), and more ostraca, graffiti and the fragment of a business letter found at Dura-Europos in present-day
Syria Syria ( ar, سُورِيَا or سُورِيَة, translit=Sūriyā), officially the Syrian Arab Republic ( ar, الجمهورية العربية السورية, al-Jumhūrīyah al-ʻArabīyah as-Sūrīyah), is a Western Asian country loc ...
. The Parthian Arsacids do not seem to have used Parthian until relatively late, and the language first appears on Arsacid coinage during the reign of Vologases I (51–58 AD). Evidence that use of Parthian was nonetheless widespread comes from early Sassanid times; the declarations of the early Persian kings were – in addition to their native Middle Persian – also inscribed in Parthian. The old poems known as ''fahlaviyat'' mostly come from the areas which were considered part of Parthia in the Islamic period. These poems have the characteristics of oral literature and may have continued the oral traditions of Parthian minstrels.


Society

City-states of "some considerable size" existed in Parthia as early as the 1st millennium BC, "and not just from the time of the Achaemenids or Seleucids.". However, for the most part, society was rural, and dominated by large landholders with large numbers of serfs, slaves, and other indentured labor at their disposal. Communities with free peasants also existed. By Arsacid times, Parthian society was divided into the four classes (limited to freemen). At the top were the kings and near family members of the king. These were followed by the lesser nobility and the general priesthood, followed by the mercantile class and lower-ranking civil servants, and with farmers and herdsmen at the bottom. Little is known of the Parthian economy, but agriculture must have played the most important role in it. Significant trade first occurs with the establishment of the Silk road in 114 BC, when Hecatompylos became an important junction.


Parthian cities

Nisa (Nissa, Nusay) or Mithradātkert, located on a main trade route, was one of the earliest capitals of the Parthian Empire (c. 250 BC). The city is located in the northern foothills of the Kopetdag mountains, 11 miles west of present-day city of Ashgabat (the capital of Turkmenistan). Nisa had a "soaring two-story hall in the Hellenistic Greek style" and temple complexes used by early Arsaces dynasty. During the reign of Mithridates I of Parthia (c. 171 BC–138 BC) it was renamed ''Mithradatkirt'' ("fortress of Mithradates"). Merv (modern-day Mary) was another Parthian city. * Asaak * Hecatompylos * Gurgan

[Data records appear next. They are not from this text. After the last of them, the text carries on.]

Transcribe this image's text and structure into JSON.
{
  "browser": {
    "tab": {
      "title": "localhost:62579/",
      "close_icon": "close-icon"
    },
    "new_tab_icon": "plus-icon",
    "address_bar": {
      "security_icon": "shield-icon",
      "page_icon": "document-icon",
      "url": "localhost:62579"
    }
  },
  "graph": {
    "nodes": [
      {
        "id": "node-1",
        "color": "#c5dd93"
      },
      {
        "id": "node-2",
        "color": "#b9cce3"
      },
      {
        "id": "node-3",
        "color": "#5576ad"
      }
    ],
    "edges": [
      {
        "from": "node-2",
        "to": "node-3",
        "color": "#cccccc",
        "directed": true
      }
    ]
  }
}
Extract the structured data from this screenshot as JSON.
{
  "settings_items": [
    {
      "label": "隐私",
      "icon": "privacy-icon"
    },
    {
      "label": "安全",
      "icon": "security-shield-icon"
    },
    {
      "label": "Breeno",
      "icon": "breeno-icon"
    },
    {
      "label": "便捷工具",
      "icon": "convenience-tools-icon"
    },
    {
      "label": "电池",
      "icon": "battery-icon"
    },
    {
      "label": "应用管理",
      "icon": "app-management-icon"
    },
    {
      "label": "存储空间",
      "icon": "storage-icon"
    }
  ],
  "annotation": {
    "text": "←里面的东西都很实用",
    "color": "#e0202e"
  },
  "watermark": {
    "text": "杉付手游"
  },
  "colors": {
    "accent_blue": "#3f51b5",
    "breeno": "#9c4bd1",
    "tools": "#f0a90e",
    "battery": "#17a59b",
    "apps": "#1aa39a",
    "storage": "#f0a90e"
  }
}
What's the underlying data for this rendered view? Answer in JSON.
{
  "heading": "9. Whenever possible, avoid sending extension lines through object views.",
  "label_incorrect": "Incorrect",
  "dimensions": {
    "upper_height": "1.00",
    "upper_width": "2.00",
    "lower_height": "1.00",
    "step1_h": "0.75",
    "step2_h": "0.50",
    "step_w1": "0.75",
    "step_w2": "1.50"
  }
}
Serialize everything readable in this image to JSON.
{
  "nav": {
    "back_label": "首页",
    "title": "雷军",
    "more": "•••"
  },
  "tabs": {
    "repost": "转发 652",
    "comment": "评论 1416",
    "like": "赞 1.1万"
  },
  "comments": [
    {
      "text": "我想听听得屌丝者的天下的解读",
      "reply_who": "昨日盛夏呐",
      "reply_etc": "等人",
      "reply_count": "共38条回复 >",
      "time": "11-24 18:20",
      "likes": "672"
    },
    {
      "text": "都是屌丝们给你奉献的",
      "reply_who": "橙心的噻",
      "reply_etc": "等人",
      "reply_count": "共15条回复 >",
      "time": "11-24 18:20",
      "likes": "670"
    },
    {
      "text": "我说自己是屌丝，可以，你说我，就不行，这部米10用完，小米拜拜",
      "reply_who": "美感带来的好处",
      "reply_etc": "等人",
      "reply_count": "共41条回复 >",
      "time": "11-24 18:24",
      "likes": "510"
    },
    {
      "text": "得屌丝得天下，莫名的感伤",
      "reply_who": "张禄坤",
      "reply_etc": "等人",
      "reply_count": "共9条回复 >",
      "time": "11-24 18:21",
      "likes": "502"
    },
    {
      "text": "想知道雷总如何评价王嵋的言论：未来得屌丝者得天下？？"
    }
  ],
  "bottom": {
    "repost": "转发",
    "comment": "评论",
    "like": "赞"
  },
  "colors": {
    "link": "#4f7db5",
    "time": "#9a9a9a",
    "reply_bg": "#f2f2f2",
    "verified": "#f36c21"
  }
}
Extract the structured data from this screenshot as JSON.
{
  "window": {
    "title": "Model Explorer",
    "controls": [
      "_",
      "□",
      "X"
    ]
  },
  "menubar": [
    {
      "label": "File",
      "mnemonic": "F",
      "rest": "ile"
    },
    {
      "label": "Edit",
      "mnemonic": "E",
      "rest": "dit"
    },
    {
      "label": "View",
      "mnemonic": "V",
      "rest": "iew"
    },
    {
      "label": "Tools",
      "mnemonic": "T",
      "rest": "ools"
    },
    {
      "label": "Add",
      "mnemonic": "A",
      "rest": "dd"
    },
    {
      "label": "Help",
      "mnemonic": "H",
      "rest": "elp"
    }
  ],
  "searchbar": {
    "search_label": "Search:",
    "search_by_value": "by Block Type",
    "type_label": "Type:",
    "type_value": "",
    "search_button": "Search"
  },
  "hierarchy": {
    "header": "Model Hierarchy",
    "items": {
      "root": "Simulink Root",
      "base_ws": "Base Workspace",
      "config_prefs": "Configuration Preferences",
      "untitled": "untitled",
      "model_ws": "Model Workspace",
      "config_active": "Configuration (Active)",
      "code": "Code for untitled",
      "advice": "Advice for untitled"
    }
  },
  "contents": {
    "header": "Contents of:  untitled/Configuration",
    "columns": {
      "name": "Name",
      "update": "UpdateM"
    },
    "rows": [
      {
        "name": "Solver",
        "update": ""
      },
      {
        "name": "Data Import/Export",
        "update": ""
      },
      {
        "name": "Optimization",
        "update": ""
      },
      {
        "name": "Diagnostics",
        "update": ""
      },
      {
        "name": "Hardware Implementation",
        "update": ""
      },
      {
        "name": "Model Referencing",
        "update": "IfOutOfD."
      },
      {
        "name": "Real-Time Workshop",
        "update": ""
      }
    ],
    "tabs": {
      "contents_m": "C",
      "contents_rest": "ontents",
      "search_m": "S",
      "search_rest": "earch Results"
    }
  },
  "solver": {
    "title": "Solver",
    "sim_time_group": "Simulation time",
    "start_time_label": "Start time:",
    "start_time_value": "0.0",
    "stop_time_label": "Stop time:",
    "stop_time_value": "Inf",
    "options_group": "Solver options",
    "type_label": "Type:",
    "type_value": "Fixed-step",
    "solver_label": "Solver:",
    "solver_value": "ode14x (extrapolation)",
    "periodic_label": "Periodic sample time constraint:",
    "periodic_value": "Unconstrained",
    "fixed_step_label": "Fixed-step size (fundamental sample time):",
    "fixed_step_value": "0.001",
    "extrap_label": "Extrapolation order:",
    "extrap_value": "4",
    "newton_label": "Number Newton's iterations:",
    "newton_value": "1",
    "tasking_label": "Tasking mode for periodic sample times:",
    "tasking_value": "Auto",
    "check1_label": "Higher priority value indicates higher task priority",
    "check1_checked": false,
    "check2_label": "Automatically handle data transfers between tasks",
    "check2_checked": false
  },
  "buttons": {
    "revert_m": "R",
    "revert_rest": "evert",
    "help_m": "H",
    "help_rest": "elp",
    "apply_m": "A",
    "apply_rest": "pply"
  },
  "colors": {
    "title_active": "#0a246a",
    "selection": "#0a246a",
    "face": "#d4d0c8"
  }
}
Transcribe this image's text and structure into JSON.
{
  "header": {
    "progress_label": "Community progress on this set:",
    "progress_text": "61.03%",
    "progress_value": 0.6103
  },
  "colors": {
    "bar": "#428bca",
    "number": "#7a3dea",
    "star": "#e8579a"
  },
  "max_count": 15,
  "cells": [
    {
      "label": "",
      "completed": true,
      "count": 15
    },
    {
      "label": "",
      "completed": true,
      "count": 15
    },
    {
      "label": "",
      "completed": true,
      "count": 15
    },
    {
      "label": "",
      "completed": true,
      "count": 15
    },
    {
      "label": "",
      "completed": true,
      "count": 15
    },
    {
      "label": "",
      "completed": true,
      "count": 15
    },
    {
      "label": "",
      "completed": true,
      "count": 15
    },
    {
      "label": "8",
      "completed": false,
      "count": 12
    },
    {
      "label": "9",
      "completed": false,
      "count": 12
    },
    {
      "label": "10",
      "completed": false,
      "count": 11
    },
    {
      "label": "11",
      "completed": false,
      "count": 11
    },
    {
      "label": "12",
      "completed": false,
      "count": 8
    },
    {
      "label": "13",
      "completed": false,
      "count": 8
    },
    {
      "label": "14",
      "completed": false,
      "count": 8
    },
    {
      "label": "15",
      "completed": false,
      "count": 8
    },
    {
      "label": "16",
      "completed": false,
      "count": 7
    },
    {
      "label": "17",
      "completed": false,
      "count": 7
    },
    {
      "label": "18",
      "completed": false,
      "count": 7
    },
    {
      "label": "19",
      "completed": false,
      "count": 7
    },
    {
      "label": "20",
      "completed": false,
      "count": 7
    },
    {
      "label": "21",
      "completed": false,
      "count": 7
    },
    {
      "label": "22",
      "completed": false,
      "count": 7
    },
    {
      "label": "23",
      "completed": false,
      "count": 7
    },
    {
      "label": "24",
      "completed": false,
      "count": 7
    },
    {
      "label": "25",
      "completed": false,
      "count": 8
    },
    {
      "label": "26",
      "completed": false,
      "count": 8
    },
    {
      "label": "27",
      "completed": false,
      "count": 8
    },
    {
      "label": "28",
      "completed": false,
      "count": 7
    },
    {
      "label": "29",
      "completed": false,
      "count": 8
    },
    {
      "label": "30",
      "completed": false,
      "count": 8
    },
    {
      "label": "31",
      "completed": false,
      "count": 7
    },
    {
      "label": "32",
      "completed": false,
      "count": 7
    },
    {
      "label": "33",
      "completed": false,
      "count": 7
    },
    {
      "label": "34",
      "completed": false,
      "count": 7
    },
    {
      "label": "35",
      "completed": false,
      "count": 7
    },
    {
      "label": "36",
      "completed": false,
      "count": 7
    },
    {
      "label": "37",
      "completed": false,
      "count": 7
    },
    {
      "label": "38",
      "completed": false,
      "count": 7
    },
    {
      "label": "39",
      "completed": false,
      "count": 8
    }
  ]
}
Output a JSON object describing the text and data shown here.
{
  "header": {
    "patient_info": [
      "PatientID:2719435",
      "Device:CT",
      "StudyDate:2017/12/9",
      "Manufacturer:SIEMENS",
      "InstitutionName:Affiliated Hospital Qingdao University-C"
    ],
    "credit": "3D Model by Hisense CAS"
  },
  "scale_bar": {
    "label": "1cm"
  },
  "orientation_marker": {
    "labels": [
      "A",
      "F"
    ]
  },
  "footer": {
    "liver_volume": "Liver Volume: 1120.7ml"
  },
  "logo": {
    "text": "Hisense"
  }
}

See also

* List of Parthian kings * Khwarasan *
Greater Khorasan Greater Khorāsān,Dabeersiaghi, Commentary on Safarnâma-e Nâsir Khusraw, 6th Ed. Tehran, Zavvâr: 1375 (Solar Hijri Calendar) 235–236 or Khorāsān ( pal, Xwarāsān; fa, wikt:خراسان, خراسان ), is a historical eastern region in ...
* Adur Burzen-Mihr * Parthian shot


References


Bibliography

* . * . * . * . * . * . * . * . * . * Olbrycht, Marek Jan (1998), Parthia et ulteriores gentes. Die politischen Beziehungen zwischen dem arsakidischen Iran und den Nomaden der eurasischen Steppen, Munich. * Olbrycht, Marek Jan (2016), "Manpower Resources and Army Organisation in the Arsakid Empire", ''Ancient Society,'' 46, pp. 291–338 (DOI: 10.2143/AS.46.0.3167457). * . * Verstandig Andre,(2001) Histoire de l'Empire Parthe. Brussels, Le Cri. * Wolski, Józef (1993), L’Empire des Arsacides (= Acta Iranica 32), Lovanii: Peeters * . {{Authority control Parthian Empire Historical regions of Iran Provinces of the Sasanian Empire Achaemenid satrapies Iranian countries and territories ja:パルティア